Despite many parents’ objections, Catcher in the Rye is a classic story that all highschoolers need to read.

After being kicked out of school for the umpteenth time, Holden must face his parents’ wrath yet again. Already on death row, Holden decides to live it up before going to the gallows. He embarks on several misadventures involving alcohol, sex and his quest to find honest innocent people. Holden, an individualist, has trouble meshing to the carbon-copy people in society and only connects with those few innocents left in the world. Holden’s tale turns tragic while again he’s faced with the difficult decision to either give up his beliefs and conform, or be his original self and end up alone.

The tale appears shallow and stupid at first glance, but Holden’s plight really is deep and real.
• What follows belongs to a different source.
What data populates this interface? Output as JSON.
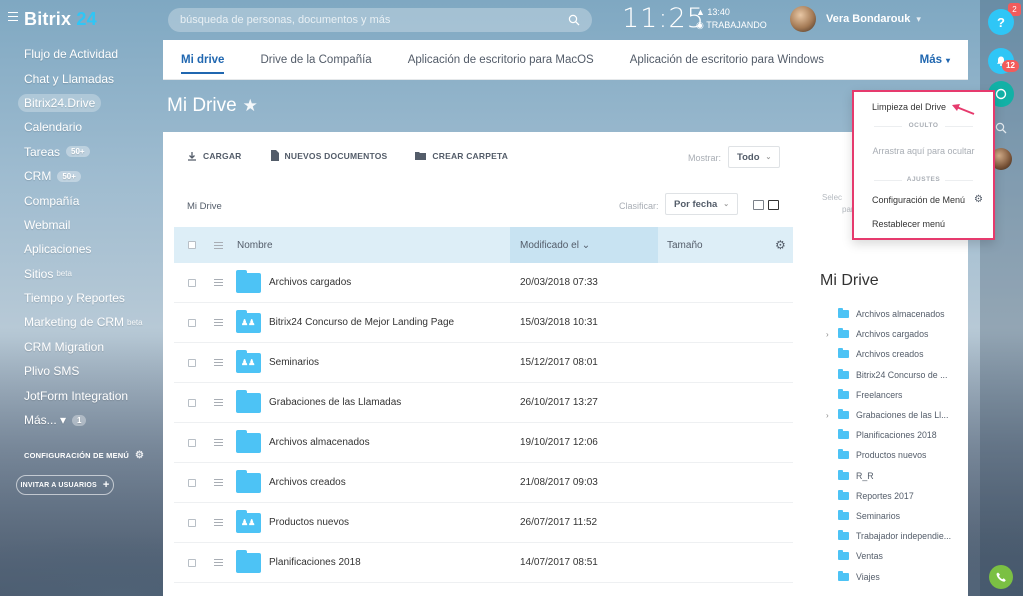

He truly struggles with the relatable issue of being oneself and ending up alone or selling one’s soul to be popular.

Holden’s almost naive need to find those few genuine people in the world tugs at the heartstrings. The book had a very humorous light air until it began to tear at your heart. Its hard not sympathize with Holden. His initial carelessness makes his struggle all the more painful to watch. The author, J. D. Salinger captured the struggle of a teenager finding there way with haunting accuracy.